Then we walked over to the Aizu Samurai Residences.
The main house is the residential + office of the top-ranking Edo period Aizu retainer, Tanomo Saigo. His house was super super big with 38 rooms and was home to the Saigo Clan and also his retainers and servants.
But what was really memorable was that during the Battle of Aizun the women of Tanomo's family committed mass suicide.
One of the reconstructed main hall depicts a scene of the women’s suicide, with Saigō Tanomo’s wife too weak to kill herself imploring a Tosa officer wearing a red wig headdress to set an end to her life, a request he graciously complies with even though he is an enemy. [copied from some website]. Apparently the women did not want tob urden their fighting husbands, fathers, and relatives in battle. It's something I cannot really understand... but I guess women of their generation and era think differently?
First visit was to Kondo Isami's grave.
Yes, I'm a huge Shinsengumi fan ever since I watched the 2004 NHK Taiga drama Shinsegumi many many years ago. That's also why Aizu was on one of my travel bucket list.
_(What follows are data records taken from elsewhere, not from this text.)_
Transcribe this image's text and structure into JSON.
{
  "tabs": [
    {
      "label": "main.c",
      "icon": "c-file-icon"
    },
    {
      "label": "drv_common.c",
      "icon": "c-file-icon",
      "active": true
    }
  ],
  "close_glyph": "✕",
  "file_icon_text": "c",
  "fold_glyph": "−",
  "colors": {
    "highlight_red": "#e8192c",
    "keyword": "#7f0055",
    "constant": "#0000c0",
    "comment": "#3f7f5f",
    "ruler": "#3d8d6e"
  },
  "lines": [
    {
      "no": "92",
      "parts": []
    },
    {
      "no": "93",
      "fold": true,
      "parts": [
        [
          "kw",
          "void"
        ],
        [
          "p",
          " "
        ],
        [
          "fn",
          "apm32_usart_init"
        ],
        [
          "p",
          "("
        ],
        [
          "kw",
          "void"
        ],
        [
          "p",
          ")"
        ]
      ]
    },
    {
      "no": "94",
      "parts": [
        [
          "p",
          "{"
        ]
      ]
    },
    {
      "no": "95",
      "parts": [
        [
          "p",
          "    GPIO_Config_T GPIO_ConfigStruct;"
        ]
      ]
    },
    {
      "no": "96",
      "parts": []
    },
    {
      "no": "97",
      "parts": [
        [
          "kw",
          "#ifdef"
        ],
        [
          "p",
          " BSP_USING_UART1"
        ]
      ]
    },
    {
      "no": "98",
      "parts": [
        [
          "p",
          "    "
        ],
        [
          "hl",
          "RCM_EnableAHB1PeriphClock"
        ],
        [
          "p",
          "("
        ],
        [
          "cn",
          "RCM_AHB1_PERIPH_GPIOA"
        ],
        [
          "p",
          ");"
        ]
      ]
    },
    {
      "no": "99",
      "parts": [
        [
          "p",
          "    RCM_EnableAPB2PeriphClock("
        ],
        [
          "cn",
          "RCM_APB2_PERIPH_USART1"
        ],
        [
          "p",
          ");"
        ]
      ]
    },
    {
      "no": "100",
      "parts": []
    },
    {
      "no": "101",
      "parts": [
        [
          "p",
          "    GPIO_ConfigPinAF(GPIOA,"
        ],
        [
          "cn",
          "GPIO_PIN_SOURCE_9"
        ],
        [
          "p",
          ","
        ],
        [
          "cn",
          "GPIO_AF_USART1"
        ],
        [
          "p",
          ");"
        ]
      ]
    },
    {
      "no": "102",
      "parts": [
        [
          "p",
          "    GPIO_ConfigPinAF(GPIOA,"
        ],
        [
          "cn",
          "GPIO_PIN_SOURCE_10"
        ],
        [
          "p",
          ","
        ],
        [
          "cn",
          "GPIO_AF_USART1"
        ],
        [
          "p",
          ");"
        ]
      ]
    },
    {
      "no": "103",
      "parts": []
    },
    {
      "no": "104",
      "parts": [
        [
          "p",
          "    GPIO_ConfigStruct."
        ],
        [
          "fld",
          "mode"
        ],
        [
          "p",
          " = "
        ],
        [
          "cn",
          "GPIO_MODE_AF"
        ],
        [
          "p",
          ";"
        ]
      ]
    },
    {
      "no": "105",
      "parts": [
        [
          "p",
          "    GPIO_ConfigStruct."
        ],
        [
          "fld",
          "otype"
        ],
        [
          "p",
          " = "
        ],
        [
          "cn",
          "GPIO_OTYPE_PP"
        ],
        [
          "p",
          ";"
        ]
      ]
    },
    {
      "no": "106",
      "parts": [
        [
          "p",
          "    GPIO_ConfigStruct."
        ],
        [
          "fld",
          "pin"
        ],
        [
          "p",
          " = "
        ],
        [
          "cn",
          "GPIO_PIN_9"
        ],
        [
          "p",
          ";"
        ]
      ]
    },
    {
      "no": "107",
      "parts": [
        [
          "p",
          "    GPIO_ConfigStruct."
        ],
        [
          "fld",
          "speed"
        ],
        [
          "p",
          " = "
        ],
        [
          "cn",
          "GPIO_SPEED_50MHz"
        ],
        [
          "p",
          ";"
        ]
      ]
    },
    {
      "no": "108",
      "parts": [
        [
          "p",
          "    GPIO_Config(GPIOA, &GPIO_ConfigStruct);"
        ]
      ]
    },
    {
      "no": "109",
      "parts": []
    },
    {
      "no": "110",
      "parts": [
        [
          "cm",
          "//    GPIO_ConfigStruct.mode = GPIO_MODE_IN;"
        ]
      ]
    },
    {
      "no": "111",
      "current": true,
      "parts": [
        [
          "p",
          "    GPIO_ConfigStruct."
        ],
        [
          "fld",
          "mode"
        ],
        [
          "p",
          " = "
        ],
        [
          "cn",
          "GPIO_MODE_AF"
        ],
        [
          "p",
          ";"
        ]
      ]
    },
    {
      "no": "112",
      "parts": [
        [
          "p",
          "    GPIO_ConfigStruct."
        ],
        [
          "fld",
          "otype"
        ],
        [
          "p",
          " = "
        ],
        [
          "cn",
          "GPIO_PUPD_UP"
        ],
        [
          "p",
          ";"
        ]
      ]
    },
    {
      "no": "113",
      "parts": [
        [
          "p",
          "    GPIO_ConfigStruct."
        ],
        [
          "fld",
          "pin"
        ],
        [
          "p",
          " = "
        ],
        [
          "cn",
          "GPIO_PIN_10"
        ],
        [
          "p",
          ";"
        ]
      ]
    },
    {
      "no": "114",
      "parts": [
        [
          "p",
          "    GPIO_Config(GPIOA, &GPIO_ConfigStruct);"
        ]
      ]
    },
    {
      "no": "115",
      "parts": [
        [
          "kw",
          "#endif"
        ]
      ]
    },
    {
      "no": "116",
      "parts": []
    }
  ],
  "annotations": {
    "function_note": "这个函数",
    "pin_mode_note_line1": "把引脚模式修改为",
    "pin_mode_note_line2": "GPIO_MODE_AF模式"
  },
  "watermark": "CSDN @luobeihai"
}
Anyway, apparently Kondo Isami has at least 4 grave sites and it's believed that the first of them was this grave in Aizu that was set up and supervised personally by Hijikata.😭😢. The route from the bus stop to his grave is a slow ascend, near the end the road goes into a foresty area but it's not that difficult to walk.
It's a very quiet and peaceful place that I'm glad I visited.
After lunch we bought the 1 day bus pass to travel around Aizu-Wakamatsu.
They have 2 types of buses that run the same route but on opposite directions. I'm still kind of confused over the buses, but somehow we got to where we wanted to. What's interesting is that they have many different types of buses and all look kind of different from each other.